Recent UWM alumna and Wisconsin Population Health Service Fellow Emily Lynch is lead author on research examining how structural racism in the housing market, historical redlining, and current lending discrimination affect neighborhood health in Milwaukee. Zilber co-authors of the study, published in the journal SSM—Population Health (June 2021), include doctoral student Sarah E. Laurent, Associate Professor Lorraine Halinka Malcoe, and former Assistant Professor Helen Meier, who is now at the University of Michigan. Researchers from the National Community Reinvestment Coalition and the University of Michigan collaborated on the study.
Structural racism, which is embedded in past and present operations of the U.S. housing market, is a fundamental cause of racial health inequities. We conducted an ecologic study to 1) examine historic redlining in relation to current neighborhood lending discrimination and three key indicators of societal health (mental health, physical health, and infant mortality rate (IMR)) and 2) investigate sustained lending disinvestment as a determinant of current neighborhood health in one of the most hypersegregated metropolitan areas in the United States, Milwaukee, Wisconsin.
We calculated weighted historic redlining scores from the proportion of 1930s Home Owners’ Loan Corporation residential security grades contained within 2010 census tract boundaries. We combined two lending indicators from 2018 Home Mortgage Disclosure Act data to capture current neighborhood lending discrimination: low lending occurrence and high-cost loans (measured via loan rate spread). Using historic redlining score and current lending discrimination, we created a 4-level hierarchical measure of lending trajectory.
In Milwaukee neighborhoods, greater historic redlining was associated with current lending discrimination (OR = 1.73, 95%CI: 1.16, 2.58) and increased prevalence of poor physical health (β = 1.34, 95%CI: 0.40, 2.28) and poor mental health (β = 1.26, 95%CI: 0.51, 2.01). Historic redlining was not associated with neighborhood IMR (β = −0.48, 95%CI: −2.12, 1.15). A graded association was observed between lending trajectory and health: neighborhoods with high sustained disinvestment had worse physical and mental health than neighborhoods with high investment (poor physical health: β = 5.33, 95%CI: 3.05, 7.61; poor mental health: β = 4.32, 95%CI: 2.44, 6.20). IMR was highest in ‘disinvested’ neighborhoods (β = 5.87, 95%CI: 0.52, 11.22).
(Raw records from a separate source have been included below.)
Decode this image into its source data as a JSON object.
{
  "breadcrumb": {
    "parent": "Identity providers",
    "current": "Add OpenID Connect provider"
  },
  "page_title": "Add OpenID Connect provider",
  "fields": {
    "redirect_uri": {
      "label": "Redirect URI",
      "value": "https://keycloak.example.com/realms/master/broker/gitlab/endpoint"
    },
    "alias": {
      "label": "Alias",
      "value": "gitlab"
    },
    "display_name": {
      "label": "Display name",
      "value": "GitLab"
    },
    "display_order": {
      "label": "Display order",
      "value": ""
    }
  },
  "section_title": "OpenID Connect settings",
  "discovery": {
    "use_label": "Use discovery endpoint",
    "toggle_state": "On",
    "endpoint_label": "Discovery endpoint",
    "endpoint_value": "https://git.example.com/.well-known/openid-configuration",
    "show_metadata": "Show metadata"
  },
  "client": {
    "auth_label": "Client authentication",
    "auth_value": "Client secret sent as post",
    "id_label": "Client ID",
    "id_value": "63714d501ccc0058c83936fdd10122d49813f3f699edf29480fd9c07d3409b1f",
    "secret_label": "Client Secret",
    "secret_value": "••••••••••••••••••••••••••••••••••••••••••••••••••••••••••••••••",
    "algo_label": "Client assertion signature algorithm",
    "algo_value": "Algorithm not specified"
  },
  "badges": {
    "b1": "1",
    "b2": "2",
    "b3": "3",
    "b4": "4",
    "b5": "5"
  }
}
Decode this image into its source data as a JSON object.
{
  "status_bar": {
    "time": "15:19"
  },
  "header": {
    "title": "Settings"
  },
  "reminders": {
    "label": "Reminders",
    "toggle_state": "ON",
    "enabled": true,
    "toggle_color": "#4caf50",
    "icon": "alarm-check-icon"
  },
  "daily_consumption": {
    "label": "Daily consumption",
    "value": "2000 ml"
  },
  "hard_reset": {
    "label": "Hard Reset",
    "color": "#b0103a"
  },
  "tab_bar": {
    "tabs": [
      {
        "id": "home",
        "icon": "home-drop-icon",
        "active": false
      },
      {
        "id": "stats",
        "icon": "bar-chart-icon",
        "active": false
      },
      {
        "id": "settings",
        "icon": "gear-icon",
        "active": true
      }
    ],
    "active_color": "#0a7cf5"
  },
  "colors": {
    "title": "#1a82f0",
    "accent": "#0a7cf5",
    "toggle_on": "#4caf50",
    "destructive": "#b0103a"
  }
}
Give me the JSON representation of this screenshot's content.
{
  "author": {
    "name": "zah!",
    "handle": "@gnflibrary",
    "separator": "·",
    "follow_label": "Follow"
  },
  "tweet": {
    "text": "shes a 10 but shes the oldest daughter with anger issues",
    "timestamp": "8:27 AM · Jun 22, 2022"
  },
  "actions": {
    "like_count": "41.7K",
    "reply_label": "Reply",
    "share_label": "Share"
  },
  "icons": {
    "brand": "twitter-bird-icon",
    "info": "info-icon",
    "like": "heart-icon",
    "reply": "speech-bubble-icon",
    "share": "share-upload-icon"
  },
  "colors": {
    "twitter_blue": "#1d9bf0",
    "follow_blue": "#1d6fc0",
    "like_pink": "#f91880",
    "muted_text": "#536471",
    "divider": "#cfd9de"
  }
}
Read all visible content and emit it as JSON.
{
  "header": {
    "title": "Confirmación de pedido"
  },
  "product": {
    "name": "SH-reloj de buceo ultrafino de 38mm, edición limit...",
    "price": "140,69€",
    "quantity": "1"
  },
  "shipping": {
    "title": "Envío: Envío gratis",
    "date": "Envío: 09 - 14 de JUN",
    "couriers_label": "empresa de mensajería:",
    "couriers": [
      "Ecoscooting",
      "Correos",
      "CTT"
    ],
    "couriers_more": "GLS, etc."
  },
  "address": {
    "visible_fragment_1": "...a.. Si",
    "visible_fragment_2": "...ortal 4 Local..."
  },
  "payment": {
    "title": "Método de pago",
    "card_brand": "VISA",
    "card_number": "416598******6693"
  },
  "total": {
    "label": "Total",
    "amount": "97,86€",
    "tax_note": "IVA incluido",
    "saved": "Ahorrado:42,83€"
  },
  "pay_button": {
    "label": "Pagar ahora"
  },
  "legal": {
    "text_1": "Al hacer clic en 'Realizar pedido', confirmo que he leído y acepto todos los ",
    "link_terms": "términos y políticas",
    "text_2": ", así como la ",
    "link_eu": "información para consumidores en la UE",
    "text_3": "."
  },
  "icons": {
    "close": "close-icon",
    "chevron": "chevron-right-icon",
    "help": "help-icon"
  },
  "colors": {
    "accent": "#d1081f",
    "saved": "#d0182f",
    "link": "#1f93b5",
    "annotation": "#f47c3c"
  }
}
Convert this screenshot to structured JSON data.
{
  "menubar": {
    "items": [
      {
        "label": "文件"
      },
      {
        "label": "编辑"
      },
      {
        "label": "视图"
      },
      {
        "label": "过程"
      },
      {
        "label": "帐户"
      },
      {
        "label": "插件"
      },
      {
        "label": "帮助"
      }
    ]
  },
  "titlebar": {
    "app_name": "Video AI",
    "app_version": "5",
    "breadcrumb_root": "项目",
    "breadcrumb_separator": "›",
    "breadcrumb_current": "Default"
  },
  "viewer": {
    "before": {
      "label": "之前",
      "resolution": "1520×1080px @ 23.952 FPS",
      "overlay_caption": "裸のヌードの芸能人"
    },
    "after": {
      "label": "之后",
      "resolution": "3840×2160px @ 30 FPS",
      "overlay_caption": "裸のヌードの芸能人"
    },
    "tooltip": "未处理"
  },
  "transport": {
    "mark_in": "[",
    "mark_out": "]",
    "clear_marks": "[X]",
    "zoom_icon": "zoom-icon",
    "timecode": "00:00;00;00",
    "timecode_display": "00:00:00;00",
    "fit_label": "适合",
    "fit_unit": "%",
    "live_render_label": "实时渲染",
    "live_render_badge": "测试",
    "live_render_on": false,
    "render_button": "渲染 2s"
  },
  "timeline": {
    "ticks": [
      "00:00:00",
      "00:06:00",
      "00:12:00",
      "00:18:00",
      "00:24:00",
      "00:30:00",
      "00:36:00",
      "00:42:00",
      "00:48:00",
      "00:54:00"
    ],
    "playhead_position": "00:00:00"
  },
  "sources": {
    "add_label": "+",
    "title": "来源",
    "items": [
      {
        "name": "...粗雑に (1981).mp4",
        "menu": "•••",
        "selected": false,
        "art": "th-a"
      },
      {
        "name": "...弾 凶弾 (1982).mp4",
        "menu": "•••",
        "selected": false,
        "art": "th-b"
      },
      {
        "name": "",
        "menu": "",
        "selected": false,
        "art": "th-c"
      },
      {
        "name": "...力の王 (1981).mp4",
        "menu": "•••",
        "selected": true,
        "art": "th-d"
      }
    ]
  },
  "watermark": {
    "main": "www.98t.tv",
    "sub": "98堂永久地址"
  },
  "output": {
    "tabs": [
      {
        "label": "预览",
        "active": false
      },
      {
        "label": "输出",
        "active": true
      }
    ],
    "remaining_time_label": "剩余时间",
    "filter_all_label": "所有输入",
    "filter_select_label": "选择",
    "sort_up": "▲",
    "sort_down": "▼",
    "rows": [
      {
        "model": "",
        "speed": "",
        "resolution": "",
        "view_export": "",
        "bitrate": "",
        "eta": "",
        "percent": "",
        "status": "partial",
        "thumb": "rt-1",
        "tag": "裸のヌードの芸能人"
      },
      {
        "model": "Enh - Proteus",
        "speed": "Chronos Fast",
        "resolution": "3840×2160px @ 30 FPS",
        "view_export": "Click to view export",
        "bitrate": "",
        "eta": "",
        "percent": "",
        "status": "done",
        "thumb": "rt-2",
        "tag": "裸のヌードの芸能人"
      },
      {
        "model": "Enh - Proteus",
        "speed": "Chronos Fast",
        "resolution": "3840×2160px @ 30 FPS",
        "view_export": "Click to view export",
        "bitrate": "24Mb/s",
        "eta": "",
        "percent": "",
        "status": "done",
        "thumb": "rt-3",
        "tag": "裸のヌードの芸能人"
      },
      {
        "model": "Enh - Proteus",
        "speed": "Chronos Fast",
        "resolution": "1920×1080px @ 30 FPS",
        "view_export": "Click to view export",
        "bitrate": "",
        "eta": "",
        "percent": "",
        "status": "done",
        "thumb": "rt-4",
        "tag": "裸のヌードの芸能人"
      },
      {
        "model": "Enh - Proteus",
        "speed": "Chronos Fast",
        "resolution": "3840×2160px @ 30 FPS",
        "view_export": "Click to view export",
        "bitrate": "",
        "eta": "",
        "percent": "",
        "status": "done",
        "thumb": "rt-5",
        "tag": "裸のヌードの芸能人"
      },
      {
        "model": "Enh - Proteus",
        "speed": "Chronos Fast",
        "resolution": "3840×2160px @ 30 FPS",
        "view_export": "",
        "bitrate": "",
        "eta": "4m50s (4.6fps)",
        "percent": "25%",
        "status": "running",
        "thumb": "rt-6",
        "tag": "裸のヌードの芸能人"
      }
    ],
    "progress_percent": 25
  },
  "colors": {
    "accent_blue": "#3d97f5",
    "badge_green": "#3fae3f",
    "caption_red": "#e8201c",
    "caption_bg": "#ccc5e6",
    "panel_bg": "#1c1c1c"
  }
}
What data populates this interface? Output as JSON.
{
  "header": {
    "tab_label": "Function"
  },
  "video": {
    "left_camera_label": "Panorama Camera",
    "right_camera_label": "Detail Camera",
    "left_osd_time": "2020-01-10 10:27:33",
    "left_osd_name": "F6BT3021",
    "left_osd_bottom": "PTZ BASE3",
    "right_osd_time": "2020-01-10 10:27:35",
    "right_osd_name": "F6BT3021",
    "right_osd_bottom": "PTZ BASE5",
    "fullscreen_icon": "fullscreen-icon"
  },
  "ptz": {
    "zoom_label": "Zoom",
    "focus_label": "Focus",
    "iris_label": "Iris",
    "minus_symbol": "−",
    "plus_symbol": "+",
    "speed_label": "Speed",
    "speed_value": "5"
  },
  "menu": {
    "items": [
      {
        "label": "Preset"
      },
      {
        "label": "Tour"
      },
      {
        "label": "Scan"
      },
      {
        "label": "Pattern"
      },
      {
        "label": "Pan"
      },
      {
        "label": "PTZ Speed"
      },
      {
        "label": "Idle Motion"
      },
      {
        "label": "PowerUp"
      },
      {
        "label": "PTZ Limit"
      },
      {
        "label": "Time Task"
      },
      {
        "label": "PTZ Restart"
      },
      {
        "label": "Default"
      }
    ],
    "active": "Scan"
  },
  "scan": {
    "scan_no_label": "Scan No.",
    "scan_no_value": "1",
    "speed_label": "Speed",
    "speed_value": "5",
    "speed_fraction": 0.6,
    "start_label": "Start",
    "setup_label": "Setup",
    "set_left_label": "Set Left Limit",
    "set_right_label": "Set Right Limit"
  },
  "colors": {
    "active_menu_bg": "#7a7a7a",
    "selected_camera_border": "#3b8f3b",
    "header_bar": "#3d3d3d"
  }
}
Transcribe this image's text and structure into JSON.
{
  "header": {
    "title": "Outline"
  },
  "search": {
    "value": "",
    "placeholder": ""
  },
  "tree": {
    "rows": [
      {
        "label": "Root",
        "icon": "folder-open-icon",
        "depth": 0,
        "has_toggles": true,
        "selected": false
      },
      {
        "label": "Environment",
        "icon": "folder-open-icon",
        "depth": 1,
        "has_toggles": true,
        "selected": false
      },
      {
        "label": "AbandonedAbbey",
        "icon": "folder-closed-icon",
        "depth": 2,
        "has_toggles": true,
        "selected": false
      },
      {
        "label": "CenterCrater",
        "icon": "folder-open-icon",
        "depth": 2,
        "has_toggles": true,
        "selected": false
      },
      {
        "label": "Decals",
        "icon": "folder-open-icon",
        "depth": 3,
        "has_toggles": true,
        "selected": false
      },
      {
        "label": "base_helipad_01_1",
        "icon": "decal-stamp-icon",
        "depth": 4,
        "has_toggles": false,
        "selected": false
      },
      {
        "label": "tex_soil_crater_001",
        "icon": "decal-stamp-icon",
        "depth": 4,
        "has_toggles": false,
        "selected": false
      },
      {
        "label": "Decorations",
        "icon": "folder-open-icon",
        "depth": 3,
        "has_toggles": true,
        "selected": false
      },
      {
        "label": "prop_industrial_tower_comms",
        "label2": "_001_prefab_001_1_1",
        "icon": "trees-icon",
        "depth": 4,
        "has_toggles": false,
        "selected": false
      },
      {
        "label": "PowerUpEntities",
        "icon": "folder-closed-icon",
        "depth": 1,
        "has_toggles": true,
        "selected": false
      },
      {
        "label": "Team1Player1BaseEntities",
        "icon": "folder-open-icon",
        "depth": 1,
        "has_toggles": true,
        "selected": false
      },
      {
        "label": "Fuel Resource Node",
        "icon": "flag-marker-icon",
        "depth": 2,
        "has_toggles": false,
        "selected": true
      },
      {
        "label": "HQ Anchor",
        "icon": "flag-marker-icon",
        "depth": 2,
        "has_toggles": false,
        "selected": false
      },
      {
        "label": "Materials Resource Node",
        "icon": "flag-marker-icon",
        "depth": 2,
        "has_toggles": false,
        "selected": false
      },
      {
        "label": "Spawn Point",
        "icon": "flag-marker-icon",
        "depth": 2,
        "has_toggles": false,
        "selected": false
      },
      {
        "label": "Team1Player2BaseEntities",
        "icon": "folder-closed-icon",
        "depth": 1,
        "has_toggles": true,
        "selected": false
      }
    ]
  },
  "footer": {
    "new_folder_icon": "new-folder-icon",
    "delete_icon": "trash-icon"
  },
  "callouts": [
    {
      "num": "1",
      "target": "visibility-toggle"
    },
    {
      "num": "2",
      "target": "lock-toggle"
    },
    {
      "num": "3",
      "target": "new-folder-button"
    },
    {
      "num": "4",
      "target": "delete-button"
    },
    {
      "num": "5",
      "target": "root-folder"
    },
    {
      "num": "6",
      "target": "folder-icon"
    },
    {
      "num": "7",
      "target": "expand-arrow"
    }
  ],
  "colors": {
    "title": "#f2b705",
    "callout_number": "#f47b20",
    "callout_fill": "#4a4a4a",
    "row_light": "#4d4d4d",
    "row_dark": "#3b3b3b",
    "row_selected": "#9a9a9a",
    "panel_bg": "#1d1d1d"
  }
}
Our findings illustrate ongoing legacies of government sponsored historic redlining. Structural racism, as manifested in historic and current forms of lending disinvestment, predicts poor health in Milwaukee’s hypersegregated neighborhoods. We endorse equity focused policies that dismantle and repair the ways racism is entrenched in America’s social fabric.